■ THE INPUT
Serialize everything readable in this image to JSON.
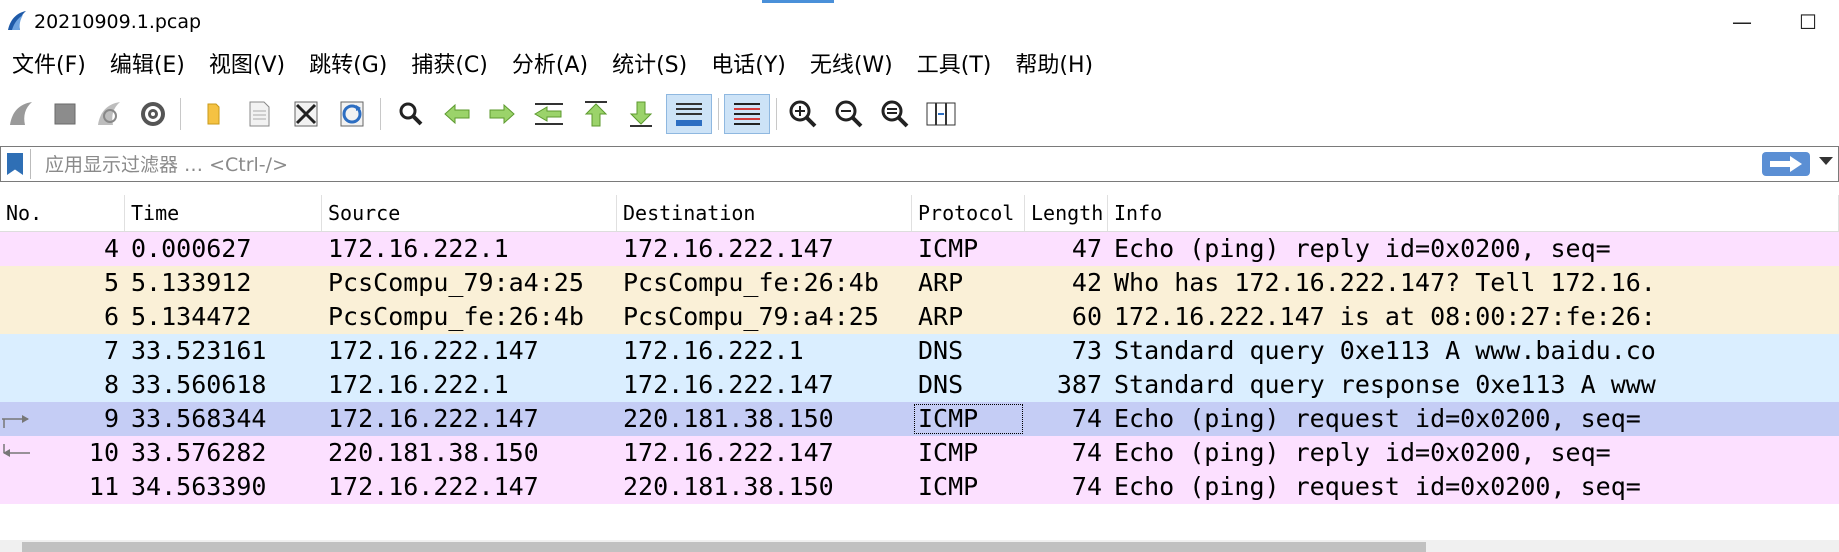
{
  "window": {
    "title": "20210909.1.pcap",
    "minimize_glyph": "—",
    "maximize_glyph": "☐"
  },
  "menu": [
    {
      "label": "文件(F)",
      "name": "menu-file"
    },
    {
      "label": "编辑(E)",
      "name": "menu-edit"
    },
    {
      "label": "视图(V)",
      "name": "menu-view"
    },
    {
      "label": "跳转(G)",
      "name": "menu-go"
    },
    {
      "label": "捕获(C)",
      "name": "menu-capture"
    },
    {
      "label": "分析(A)",
      "name": "menu-analyze"
    },
    {
      "label": "统计(S)",
      "name": "menu-statistics"
    },
    {
      "label": "电话(Y)",
      "name": "menu-telephony"
    },
    {
      "label": "无线(W)",
      "name": "menu-wireless"
    },
    {
      "label": "工具(T)",
      "name": "menu-tools"
    },
    {
      "label": "帮助(H)",
      "name": "menu-help"
    }
  ],
  "toolbar": {
    "buttons": [
      "start-capture-icon",
      "stop-capture-icon",
      "restart-capture-icon",
      "capture-options-icon",
      "open-file-icon",
      "save-file-icon",
      "close-file-icon",
      "reload-file-icon",
      "find-packet-icon",
      "go-back-icon",
      "go-forward-icon",
      "go-to-packet-icon",
      "go-first-packet-icon",
      "go-last-packet-icon",
      "autoscroll-icon",
      "colorize-icon",
      "zoom-in-icon",
      "zoom-out-icon",
      "normal-size-icon",
      "resize-columns-icon"
    ]
  },
  "filter": {
    "placeholder": "应用显示过滤器 … <Ctrl-/>"
  },
  "packet_list": {
    "columns": [
      "No.",
      "Time",
      "Source",
      "Destination",
      "Protocol",
      "Length",
      "Info"
    ],
    "rows": [
      {
        "no": "4",
        "time": "0.000627",
        "source": "172.16.222.1",
        "destination": "172.16.222.147",
        "protocol": "ICMP",
        "length": "47",
        "info": "Echo (ping) reply    id=0x0200, seq=",
        "color": "#fce0ff"
      },
      {
        "no": "5",
        "time": "5.133912",
        "source": "PcsCompu_79:a4:25",
        "destination": "PcsCompu_fe:26:4b",
        "protocol": "ARP",
        "length": "42",
        "info": "Who has 172.16.222.147? Tell 172.16.",
        "color": "#faf0d7"
      },
      {
        "no": "6",
        "time": "5.134472",
        "source": "PcsCompu_fe:26:4b",
        "destination": "PcsCompu_79:a4:25",
        "protocol": "ARP",
        "length": "60",
        "info": "172.16.222.147 is at 08:00:27:fe:26:",
        "color": "#faf0d7"
      },
      {
        "no": "7",
        "time": "33.523161",
        "source": "172.16.222.147",
        "destination": "172.16.222.1",
        "protocol": "DNS",
        "length": "73",
        "info": "Standard query 0xe113 A www.baidu.co",
        "color": "#daeeff"
      },
      {
        "no": "8",
        "time": "33.560618",
        "source": "172.16.222.1",
        "destination": "172.16.222.147",
        "protocol": "DNS",
        "length": "387",
        "info": "Standard query response 0xe113 A www",
        "color": "#daeeff"
      },
      {
        "no": "9",
        "time": "33.568344",
        "source": "172.16.222.147",
        "destination": "220.181.38.150",
        "protocol": "ICMP",
        "length": "74",
        "info": "Echo (ping) request  id=0x0200, seq=",
        "color": "#c5cdf5",
        "selected": true
      },
      {
        "no": "10",
        "time": "33.576282",
        "source": "220.181.38.150",
        "destination": "172.16.222.147",
        "protocol": "ICMP",
        "length": "74",
        "info": "Echo (ping) reply    id=0x0200, seq=",
        "color": "#fce0ff"
      },
      {
        "no": "11",
        "time": "34.563390",
        "source": "172.16.222.147",
        "destination": "220.181.38.150",
        "protocol": "ICMP",
        "length": "74",
        "info": "Echo (ping) request  id=0x0200, seq=",
        "color": "#fce0ff"
      }
    ]
  }
}
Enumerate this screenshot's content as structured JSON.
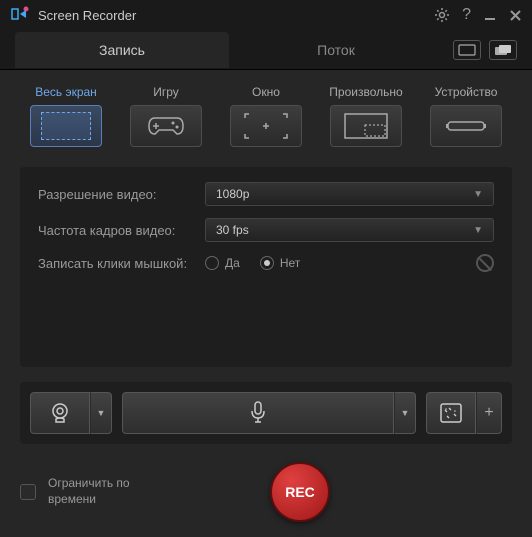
{
  "app": {
    "title": "Screen Recorder"
  },
  "tabs": {
    "record": "Запись",
    "stream": "Поток"
  },
  "modes": {
    "fullscreen": "Весь экран",
    "game": "Игру",
    "window": "Окно",
    "custom": "Произвольно",
    "device": "Устройство"
  },
  "settings": {
    "resolution_label": "Разрешение видео:",
    "resolution_value": "1080p",
    "fps_label": "Частота кадров видео:",
    "fps_value": "30 fps",
    "clicks_label": "Записать клики мышкой:",
    "yes": "Да",
    "no": "Нет"
  },
  "bottom": {
    "limit_label": "Ограничить по времени",
    "rec": "REC"
  }
}
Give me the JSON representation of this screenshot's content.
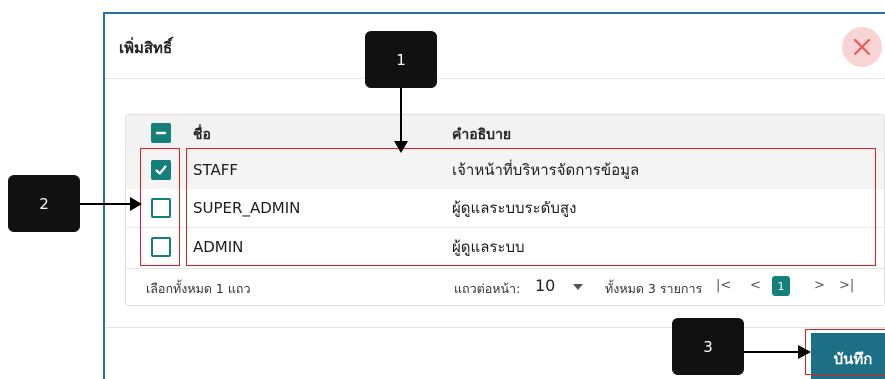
{
  "dialog": {
    "title": "เพิ่มสิทธิ์",
    "close_icon": "close-x"
  },
  "grid": {
    "columns": [
      "ชื่อ",
      "คำอธิบาย"
    ],
    "rows": [
      {
        "name": "STAFF",
        "description": "เจ้าหน้าที่บริหารจัดการข้อมูล",
        "checked": true
      },
      {
        "name": "SUPER_ADMIN",
        "description": "ผู้ดูแลระบบระดับสูง",
        "checked": false
      },
      {
        "name": "ADMIN",
        "description": "ผู้ดูแลระบบ",
        "checked": false
      }
    ],
    "select_all_state": "indeterminate"
  },
  "footer": {
    "selected_text": "เลือกทั้งหมด 1 แถว",
    "rows_per_page_label": "แถวต่อหน้า:",
    "rows_per_page_value": "10",
    "total_text": "ทั้งหมด 3 รายการ",
    "current_page": "1"
  },
  "actions": {
    "save_label": "บันทึก"
  },
  "annotations": {
    "callout_1": "1",
    "callout_2": "2",
    "callout_3": "3"
  },
  "colors": {
    "accent": "#14807a",
    "save_button": "#1d6f86",
    "highlight_red": "#e02020",
    "close_bg": "#f9d4d4",
    "close_x": "#e85c5c"
  }
}
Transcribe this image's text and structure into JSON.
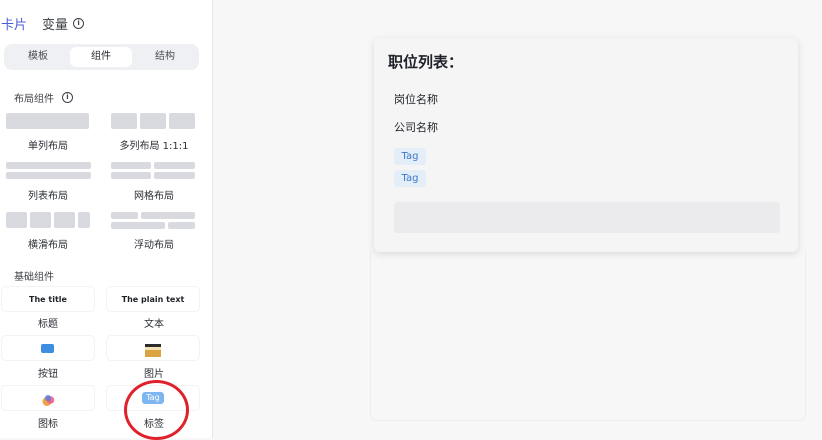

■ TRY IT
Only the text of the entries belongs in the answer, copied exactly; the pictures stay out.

■ RESPONSE
Serialize everything readable in this image to JSON.
{
  "window": {
    "title": "20210909.1.pcap",
    "minimize_glyph": "—",
    "maximize_glyph": "☐"
  },
  "menu": [
    {
      "label": "文件(F)",
      "name": "menu-file"
    },
    {
      "label": "编辑(E)",
      "name": "menu-edit"
    },
    {
      "label": "视图(V)",
      "name": "menu-view"
    },
    {
      "label": "跳转(G)",
      "name": "menu-go"
    },
    {
      "label": "捕获(C)",
      "name": "menu-capture"
    },
    {
      "label": "分析(A)",
      "name": "menu-analyze"
    },
    {
      "label": "统计(S)",
      "name": "menu-statistics"
    },
    {
      "label": "电话(Y)",
      "name": "menu-telephony"
    },
    {
      "label": "无线(W)",
      "name": "menu-wireless"
    },
    {
      "label": "工具(T)",
      "name": "menu-tools"
    },
    {
      "label": "帮助(H)",
      "name": "menu-help"
    }
  ],
  "toolbar": {
    "buttons": [
      "start-capture-icon",
      "stop-capture-icon",
      "restart-capture-icon",
      "capture-options-icon",
      "open-file-icon",
      "save-file-icon",
      "close-file-icon",
      "reload-file-icon",
      "find-packet-icon",
      "go-back-icon",
      "go-forward-icon",
      "go-to-packet-icon",
      "go-first-packet-icon",
      "go-last-packet-icon",
      "autoscroll-icon",
      "colorize-icon",
      "zoom-in-icon",
      "zoom-out-icon",
      "normal-size-icon",
      "resize-columns-icon"
    ]
  },
  "filter": {
    "placeholder": "应用显示过滤器 … <Ctrl-/>"
  },
  "packet_list": {
    "columns": [
      "No.",
      "Time",
      "Source",
      "Destination",
      "Protocol",
      "Length",
      "Info"
    ],
    "rows": [
      {
        "no": "4",
        "time": "0.000627",
        "source": "172.16.222.1",
        "destination": "172.16.222.147",
        "protocol": "ICMP",
        "length": "47",
        "info": "Echo (ping) reply    id=0x0200, seq=",
        "color": "#fce0ff"
      },
      {
        "no": "5",
        "time": "5.133912",
        "source": "PcsCompu_79:a4:25",
        "destination": "PcsCompu_fe:26:4b",
        "protocol": "ARP",
        "length": "42",
        "info": "Who has 172.16.222.147? Tell 172.16.",
        "color": "#faf0d7"
      },
      {
        "no": "6",
        "time": "5.134472",
        "source": "PcsCompu_fe:26:4b",
        "destination": "PcsCompu_79:a4:25",
        "protocol": "ARP",
        "length": "60",
        "info": "172.16.222.147 is at 08:00:27:fe:26:",
        "color": "#faf0d7"
      },
      {
        "no": "7",
        "time": "33.523161",
        "source": "172.16.222.147",
        "destination": "172.16.222.1",
        "protocol": "DNS",
        "length": "73",
        "info": "Standard query 0xe113 A www.baidu.co",
        "color": "#daeeff"
      },
      {
        "no": "8",
        "time": "33.560618",
        "source": "172.16.222.1",
        "destination": "172.16.222.147",
        "protocol": "DNS",
        "length": "387",
        "info": "Standard query response 0xe113 A www",
        "color": "#daeeff"
      },
      {
        "no": "9",
        "time": "33.568344",
        "source": "172.16.222.147",
        "destination": "220.181.38.150",
        "protocol": "ICMP",
        "length": "74",
        "info": "Echo (ping) request  id=0x0200, seq=",
        "color": "#c5cdf5",
        "selected": true
      },
      {
        "no": "10",
        "time": "33.576282",
        "source": "220.181.38.150",
        "destination": "172.16.222.147",
        "protocol": "ICMP",
        "length": "74",
        "info": "Echo (ping) reply    id=0x0200, seq=",
        "color": "#fce0ff"
      },
      {
        "no": "11",
        "time": "34.563390",
        "source": "172.16.222.147",
        "destination": "220.181.38.150",
        "protocol": "ICMP",
        "length": "74",
        "info": "Echo (ping) request  id=0x0200, seq=",
        "color": "#fce0ff"
      }
    ]
  }
}
Enumerate this screenshot's content as structured JSON.
{
  "app": {
    "title": "Screen Recorder"
  },
  "tabs": {
    "record": "Запись",
    "stream": "Поток"
  },
  "modes": {
    "fullscreen": "Весь экран",
    "game": "Игру",
    "window": "Окно",
    "custom": "Произвольно",
    "device": "Устройство"
  },
  "settings": {
    "resolution_label": "Разрешение видео:",
    "resolution_value": "1080p",
    "fps_label": "Частота кадров видео:",
    "fps_value": "30 fps",
    "clicks_label": "Записать клики мышкой:",
    "yes": "Да",
    "no": "Нет"
  },
  "bottom": {
    "limit_label": "Ограничить по времени",
    "rec": "REC"
  }
}
Give me the JSON representation of this screenshot's content.
{
  "dialog": {
    "title": "เพิ่มสิทธิ์",
    "close_icon": "close-x"
  },
  "grid": {
    "columns": [
      "ชื่อ",
      "คำอธิบาย"
    ],
    "rows": [
      {
        "name": "STAFF",
        "description": "เจ้าหน้าที่บริหารจัดการข้อมูล",
        "checked": true
      },
      {
        "name": "SUPER_ADMIN",
        "description": "ผู้ดูแลระบบระดับสูง",
        "checked": false
      },
      {
        "name": "ADMIN",
        "description": "ผู้ดูแลระบบ",
        "checked": false
      }
    ],
    "select_all_state": "indeterminate"
  },
  "footer": {
    "selected_text": "เลือกทั้งหมด 1 แถว",
    "rows_per_page_label": "แถวต่อหน้า:",
    "rows_per_page_value": "10",
    "total_text": "ทั้งหมด 3 รายการ",
    "current_page": "1"
  },
  "actions": {
    "save_label": "บันทึก"
  },
  "annotations": {
    "callout_1": "1",
    "callout_2": "2",
    "callout_3": "3"
  },
  "colors": {
    "accent": "#14807a",
    "save_button": "#1d6f86",
    "highlight_red": "#e02020",
    "close_bg": "#f9d4d4",
    "close_x": "#e85c5c"
  }
}
Transcribe this image's text and structure into JSON.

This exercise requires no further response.